Check the listing below for lines that hold "Adresses". How many are there? Please give only the number.

Supplied records:
————————

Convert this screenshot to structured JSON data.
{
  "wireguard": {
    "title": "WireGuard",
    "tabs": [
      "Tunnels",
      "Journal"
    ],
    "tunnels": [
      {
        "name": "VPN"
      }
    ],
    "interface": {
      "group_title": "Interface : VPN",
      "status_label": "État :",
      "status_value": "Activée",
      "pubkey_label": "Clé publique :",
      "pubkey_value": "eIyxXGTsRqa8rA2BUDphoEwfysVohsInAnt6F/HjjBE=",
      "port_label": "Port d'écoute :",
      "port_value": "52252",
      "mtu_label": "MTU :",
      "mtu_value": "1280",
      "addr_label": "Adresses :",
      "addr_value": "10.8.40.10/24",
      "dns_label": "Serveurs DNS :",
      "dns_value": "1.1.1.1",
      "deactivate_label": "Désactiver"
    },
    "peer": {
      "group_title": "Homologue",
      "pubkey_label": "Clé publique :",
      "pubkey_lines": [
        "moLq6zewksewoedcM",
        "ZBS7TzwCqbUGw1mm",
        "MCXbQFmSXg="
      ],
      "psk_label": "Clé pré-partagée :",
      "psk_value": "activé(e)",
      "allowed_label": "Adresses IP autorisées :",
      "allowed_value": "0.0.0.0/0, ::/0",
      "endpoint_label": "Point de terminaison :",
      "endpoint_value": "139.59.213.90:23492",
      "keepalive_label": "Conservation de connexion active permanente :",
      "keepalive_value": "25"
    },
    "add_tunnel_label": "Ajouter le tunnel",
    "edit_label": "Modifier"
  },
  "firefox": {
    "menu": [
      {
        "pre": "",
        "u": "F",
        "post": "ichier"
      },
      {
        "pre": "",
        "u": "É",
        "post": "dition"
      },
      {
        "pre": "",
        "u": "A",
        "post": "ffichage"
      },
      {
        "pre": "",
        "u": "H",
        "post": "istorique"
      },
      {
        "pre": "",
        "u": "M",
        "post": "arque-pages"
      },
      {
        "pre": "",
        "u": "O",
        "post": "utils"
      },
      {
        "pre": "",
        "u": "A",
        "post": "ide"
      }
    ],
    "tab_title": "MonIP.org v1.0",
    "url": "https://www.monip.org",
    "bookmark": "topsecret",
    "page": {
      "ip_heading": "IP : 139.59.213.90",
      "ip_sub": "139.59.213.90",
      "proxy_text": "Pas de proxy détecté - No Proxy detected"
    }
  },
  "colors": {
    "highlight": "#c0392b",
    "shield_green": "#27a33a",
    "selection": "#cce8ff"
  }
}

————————

Answer box:
2